These are great in a Chinese steamboat. Start with a chicken or lamb stock base mixed with soy, ginger and garlic, then add lamb ribs, silken tofu and julienned Asian vegetables. Or you can marinate your ribs in soy, hoi sin, honey, agrodolce red wine vinegar, garlic and ginger - marinate for four hours or overnight and then bake them in the oven at 170C for around an hour, turning once until the meat is well-done.
The new shanks? Try substituting them in any recipe calling for beef cheeks. Make sure you cook them long enough that you can fork all the meat off the bone before serving. If you've bought lamb neck chops, trim them of excess fat and use them in a classic Lancashire hotpot with plenty of root vegetables and a sprig or two of thyme.
These are best cooked past medium. They're great with gentle marinades (think olive oil, garlic and lemon zest) on a slow South American-style char-grill.
It's a good idea not to cook the loin meat part of the chop past medium; once this is done, lay it on the grill tail-down to take this bit of the chop to well done.
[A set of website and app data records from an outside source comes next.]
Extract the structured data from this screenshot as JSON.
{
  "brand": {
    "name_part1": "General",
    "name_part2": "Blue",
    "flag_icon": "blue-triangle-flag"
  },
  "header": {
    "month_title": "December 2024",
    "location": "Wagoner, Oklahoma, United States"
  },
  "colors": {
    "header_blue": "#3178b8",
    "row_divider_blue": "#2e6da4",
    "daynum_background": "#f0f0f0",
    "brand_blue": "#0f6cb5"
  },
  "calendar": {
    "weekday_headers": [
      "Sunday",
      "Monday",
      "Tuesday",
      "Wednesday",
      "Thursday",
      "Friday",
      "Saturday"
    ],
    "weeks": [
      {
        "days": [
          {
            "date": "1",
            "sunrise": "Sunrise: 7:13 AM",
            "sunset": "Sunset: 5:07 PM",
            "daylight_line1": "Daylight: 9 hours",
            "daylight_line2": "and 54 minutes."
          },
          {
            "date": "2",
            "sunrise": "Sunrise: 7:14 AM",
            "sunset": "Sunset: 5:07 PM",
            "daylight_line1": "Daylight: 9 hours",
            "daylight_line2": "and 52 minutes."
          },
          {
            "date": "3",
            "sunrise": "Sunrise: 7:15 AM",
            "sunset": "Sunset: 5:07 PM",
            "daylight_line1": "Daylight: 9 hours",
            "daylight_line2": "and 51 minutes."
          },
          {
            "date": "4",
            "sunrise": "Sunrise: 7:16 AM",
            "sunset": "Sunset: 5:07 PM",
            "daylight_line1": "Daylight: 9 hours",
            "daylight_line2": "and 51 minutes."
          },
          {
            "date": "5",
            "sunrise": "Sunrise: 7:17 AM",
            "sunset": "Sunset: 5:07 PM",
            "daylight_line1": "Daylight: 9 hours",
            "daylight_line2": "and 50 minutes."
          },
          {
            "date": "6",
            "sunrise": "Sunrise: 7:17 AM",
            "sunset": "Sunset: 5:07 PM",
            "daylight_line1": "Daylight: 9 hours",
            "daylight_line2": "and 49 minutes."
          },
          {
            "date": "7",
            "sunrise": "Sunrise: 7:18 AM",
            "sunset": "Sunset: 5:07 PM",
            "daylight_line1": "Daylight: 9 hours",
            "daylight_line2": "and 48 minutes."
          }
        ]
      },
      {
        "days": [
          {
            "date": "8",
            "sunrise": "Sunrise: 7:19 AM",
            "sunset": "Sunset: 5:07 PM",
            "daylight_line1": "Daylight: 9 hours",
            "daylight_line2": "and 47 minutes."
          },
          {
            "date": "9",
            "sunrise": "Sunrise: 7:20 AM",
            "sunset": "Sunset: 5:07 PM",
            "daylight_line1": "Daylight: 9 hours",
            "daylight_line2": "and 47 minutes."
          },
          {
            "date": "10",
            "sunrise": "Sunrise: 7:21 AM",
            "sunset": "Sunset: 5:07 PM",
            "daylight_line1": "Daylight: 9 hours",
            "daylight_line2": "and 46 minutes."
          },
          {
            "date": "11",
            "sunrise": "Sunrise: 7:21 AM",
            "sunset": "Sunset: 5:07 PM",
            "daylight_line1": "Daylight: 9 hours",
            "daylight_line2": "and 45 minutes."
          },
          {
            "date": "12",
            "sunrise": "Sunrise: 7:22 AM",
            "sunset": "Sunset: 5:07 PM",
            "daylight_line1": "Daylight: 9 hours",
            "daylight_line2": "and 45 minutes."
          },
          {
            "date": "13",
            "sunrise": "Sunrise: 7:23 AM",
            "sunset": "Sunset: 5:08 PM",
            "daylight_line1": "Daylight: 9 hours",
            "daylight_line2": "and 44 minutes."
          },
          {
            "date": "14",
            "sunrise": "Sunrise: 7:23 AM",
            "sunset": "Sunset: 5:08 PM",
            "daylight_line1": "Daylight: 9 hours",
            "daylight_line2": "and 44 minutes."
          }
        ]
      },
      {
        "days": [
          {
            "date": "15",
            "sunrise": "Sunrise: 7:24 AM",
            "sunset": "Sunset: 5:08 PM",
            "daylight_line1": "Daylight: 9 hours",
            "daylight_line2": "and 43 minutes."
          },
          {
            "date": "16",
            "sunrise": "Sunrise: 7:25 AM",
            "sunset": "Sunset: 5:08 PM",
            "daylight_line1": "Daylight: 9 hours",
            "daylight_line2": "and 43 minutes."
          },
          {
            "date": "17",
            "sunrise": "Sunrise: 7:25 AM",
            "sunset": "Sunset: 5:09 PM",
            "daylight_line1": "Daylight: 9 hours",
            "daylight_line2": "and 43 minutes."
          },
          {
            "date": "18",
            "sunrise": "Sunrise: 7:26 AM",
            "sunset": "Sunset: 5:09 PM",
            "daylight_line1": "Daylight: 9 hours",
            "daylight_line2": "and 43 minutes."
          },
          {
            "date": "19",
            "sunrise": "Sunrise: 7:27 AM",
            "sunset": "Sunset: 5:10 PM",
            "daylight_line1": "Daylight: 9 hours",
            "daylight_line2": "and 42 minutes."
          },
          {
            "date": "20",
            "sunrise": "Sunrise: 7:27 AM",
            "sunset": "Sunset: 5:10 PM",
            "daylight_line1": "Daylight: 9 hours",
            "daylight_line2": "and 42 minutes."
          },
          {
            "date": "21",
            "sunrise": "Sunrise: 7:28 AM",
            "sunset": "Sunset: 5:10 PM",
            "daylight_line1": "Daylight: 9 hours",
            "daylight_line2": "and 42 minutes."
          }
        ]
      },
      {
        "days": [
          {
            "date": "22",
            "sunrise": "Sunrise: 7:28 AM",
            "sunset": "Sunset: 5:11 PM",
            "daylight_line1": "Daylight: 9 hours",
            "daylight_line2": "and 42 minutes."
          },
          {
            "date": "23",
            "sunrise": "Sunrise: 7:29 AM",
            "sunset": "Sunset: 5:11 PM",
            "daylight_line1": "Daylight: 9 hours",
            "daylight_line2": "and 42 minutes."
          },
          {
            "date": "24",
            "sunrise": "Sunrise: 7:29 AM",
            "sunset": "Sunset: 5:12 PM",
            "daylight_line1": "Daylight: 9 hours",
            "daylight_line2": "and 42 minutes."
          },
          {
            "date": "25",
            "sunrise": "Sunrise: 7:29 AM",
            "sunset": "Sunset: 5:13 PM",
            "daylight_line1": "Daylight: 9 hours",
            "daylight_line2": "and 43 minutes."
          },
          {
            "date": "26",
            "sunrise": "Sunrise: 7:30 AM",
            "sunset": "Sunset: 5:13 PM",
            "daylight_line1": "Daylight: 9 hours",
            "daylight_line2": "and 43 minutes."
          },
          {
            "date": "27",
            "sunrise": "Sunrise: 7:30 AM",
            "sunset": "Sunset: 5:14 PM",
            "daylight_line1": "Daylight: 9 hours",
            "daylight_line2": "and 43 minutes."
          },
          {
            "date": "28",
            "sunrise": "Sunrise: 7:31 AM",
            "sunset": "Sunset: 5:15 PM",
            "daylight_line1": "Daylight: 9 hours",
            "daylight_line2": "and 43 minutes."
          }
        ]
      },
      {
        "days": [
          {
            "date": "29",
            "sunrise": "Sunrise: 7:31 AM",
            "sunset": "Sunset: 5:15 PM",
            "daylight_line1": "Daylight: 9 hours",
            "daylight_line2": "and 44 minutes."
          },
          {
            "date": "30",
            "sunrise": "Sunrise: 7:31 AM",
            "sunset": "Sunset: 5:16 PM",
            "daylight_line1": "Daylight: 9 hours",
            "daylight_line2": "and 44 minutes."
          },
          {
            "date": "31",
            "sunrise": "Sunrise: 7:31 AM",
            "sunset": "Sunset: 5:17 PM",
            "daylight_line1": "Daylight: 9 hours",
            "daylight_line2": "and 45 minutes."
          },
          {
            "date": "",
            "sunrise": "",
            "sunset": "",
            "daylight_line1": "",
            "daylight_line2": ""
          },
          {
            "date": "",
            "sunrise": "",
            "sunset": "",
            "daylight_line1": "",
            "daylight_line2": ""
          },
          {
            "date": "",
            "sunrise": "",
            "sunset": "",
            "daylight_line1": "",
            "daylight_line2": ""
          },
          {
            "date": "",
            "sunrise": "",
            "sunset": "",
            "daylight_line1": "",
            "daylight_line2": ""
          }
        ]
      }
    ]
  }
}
You end up with the best of both worlds: crisp, unctuous tail with delicate juicy loin. An alternate to this is to cook the chop with the tail sitting on the hot-spot of your grill and the loin on a cooler section.
You have your own favourite recipes for shanks, I'm sure. I can tell you, though, that roasting a pan full of browned and seasoned hindquarter shanks is one way to stop family arguments over who gets the shank end from a roasted leg of lamb.
My first preference for leg is to butterfly it and marinate it in olive oil with a mix of some of the other flavours that suit lamb (a quality plain yoghurt with mint, lemon and garlic or sherry, honey, mild mustard, lemon and garlic). Butterflying the leg slashes through the four or five muscle groups there and means the muscle bundles can't tighten in the cooking process. Strip the meat after cooking and serve atop seasoned couscous or cracked wheat. Leg of lamb can be tricky to roast perfectly because there can be up to five different muscle groups in the one cut of leg. I find the best way around this is to cook the leg as slow and low as possible, stopping when the inside of the thickest part of the leg reads 60C on a meat thermometer.
A very popular cut in the restaurant trade and with good reason - of all the muscles in the leg this is the most suited to being roasted to medium or medium-rare. All the classic lamb seasonings go well with rump but southern French flavours like olive oil, bay, thyme, tarragon, fennel, marjoram, red wine and shallots come up particularly nicely, as does a Greek version with olive oil, garlic, oregano, thyme and lemon juice. Brown first, then place in a medium oven for 15 to 20 minutes
A number of Australian chefs use lamb stock in many of their dishes to deliver a flavour strength midway between chicken and beef stocks. It's important to roast the bones when you're making a lamb stock, but the really critical thing is to continuously skim the fat off the top as you go.
This is a real delicacy and we're fortunate to have an abundant supply of this fantastic product. Lamb's fry from a milk-fed lamb is a wondrous thing and needs nothing more than simple grilling then dipping into something like a Madeira sauce.